| Activity |
State the number of lines that hold "rest" in the records below, with no other words.

Page and application data records:
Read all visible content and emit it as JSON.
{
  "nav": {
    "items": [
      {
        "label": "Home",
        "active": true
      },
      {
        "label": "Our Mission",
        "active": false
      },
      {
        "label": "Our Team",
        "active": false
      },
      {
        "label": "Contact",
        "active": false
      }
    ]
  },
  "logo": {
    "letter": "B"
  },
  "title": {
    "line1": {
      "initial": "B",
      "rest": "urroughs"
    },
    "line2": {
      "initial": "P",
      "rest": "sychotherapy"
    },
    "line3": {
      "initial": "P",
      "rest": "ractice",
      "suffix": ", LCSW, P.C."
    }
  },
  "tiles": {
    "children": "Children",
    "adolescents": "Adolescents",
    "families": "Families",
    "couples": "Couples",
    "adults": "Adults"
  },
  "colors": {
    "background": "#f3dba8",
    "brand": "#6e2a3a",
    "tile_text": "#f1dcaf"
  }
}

| Reply to the exercise |
3